- Dushaw, Brian; et al. (2009-07-19). "A decade of acoustic thermometry in the North Pacific Ocean". 114, C07021. J. Geophys. Res. doi:10.1029/2008JC005124.
- Stephanie Siegel (June 30, 1999). "Low-frequency sonar raises whale advocates' hackles". CNN. Retrieved 2007-10-23.
- Malcolm W. Browne (June 30, 1999). "Global Thermometer Imperiled by Dispute". NY Times. Retrieved 2007-10-23.
- Kenneth Chang (June 24, 1999). "An Ear to Ocean Temperature". ABC News. Archived from the original on 2003-10-06. Retrieved 2007-10-23.
- Potter, J. R. (1994). "ATOC: Sound Policy or Enviro-Vandalism? Aspects of a Modern Media-Fueled Policy Issue" 3. The Journal of Environment & Development. pp. 47–62. doi:10.1177/107049659400300205. Retrieved 2009-11-20.
- National Research Council (2000). Marine mammals and low-frequency sound: Progress since 1994. Washington, D.C.: National Academy Press.
- Frankel, A. S.; C. W. Clark (2000). "Behavioral responses of humpback whales (Megaptera novaeangliae) to full-scale ATOC signals" 108. Journal of the Acoustical Society of America. pp. 1–8. Retrieved 2009-08-15.
- Frankel, A. S.; C. W. Clark (2002). "ATOC and other factors affecting distribution and abundance of humpback whales (Megaptera novaeangliae) off the north shore of Kauai" 18. Marine Mammal Science. pp. 664–662. Retrieved 2009-08-15.
- Mobley, J. R. (2005). "Assessing responses of humpback whales to North Pacific Acoustic Laboratory (NPAL) transmissions: Results of 2001-2003 aerial surveys north of Kauai" 117. Journal of the Acoustical Society of America. pp. 1666–1673. Retrieved 2009-08-15.
- Ocean Acoustics Lab (OAL) - the Woods Hole Oceanographic Institution.
- The North Pacific Acoustic Laboratory (NPAL) - the Scripps Institution of Oceanography, La Jolla, CA.
- Acoustic Thermometry of Ocean Climate - the Scripps Institution of Oceanography, La Jolla, CA.
- Discovery of Sound in the Sea - DOSITS is an educational website concerned with acoustics in the ocean.
- Sounds of acoustic signals employed for tomography - the DOSITS web page.
- A day in the life of a tomography mooring - University of Washington, Seattle, WA.

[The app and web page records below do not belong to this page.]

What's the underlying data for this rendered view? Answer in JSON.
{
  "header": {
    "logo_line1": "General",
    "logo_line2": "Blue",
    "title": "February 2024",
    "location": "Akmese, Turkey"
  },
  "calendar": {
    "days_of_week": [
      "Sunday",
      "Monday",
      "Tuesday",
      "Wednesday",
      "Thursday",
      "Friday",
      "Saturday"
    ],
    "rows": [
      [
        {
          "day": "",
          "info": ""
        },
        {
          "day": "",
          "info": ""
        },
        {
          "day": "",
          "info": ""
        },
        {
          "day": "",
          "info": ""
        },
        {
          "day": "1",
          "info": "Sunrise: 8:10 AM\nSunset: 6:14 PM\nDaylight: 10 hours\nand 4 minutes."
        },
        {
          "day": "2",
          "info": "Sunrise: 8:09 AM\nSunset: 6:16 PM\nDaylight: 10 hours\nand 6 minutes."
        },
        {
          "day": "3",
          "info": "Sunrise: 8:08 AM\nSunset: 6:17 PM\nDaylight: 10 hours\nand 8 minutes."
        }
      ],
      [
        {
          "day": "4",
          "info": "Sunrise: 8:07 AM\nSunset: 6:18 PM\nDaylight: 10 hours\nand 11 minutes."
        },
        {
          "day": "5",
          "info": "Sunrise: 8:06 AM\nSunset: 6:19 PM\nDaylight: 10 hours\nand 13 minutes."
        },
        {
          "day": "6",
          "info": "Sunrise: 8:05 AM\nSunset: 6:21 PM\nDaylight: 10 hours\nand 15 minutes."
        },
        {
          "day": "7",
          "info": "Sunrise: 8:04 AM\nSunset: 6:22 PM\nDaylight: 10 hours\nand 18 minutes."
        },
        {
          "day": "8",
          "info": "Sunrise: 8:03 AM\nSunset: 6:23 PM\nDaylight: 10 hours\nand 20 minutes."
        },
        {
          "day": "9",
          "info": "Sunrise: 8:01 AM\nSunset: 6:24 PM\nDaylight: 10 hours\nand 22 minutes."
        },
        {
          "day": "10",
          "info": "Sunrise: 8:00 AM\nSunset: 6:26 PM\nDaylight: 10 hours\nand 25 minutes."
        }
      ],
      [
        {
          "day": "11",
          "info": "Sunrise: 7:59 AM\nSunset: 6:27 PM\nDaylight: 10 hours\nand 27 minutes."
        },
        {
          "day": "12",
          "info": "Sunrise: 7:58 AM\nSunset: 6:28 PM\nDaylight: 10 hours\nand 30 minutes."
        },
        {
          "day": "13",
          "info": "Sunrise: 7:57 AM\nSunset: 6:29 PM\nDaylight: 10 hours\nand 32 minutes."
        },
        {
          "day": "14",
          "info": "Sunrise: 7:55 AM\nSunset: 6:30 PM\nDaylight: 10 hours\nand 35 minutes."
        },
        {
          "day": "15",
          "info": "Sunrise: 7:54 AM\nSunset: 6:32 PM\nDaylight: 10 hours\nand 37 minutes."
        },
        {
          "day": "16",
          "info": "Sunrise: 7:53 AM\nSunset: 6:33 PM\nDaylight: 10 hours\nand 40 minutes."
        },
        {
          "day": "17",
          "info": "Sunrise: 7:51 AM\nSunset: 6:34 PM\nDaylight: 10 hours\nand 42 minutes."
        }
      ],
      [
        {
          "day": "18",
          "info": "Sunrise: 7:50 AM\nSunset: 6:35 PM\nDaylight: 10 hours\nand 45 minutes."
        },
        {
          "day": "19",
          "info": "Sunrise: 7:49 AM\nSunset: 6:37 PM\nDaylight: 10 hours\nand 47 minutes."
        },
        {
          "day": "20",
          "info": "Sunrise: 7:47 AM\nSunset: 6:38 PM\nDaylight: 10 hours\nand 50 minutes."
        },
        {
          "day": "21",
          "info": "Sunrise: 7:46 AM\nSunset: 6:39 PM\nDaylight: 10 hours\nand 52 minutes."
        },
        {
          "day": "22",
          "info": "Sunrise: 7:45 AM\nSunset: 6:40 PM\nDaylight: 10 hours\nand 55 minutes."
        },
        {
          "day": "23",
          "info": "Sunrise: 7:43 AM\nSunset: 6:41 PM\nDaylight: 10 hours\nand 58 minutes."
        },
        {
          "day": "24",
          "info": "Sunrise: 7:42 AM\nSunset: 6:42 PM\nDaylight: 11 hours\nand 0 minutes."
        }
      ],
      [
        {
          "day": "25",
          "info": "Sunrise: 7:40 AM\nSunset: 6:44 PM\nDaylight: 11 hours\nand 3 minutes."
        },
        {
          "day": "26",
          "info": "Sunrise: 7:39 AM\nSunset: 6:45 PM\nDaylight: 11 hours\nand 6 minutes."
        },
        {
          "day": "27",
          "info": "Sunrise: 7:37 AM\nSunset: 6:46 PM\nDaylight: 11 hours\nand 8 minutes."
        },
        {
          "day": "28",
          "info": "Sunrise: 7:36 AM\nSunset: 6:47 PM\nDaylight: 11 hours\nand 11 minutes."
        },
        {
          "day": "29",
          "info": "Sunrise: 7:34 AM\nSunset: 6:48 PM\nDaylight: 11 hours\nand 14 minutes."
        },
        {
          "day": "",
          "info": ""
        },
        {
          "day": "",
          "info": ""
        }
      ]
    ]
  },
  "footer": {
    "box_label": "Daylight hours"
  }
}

- Sounding Out the Ocean's Secrets - National Academy of Sciences.
- Sound Measures the Ocean's Secrets - Acoustical Society of America.
- The Acoustic Thermometry of Ocean Climate/Marine Mammal Research Program Cornell University Laboratory of Ornithology, Bioacoustics Research Program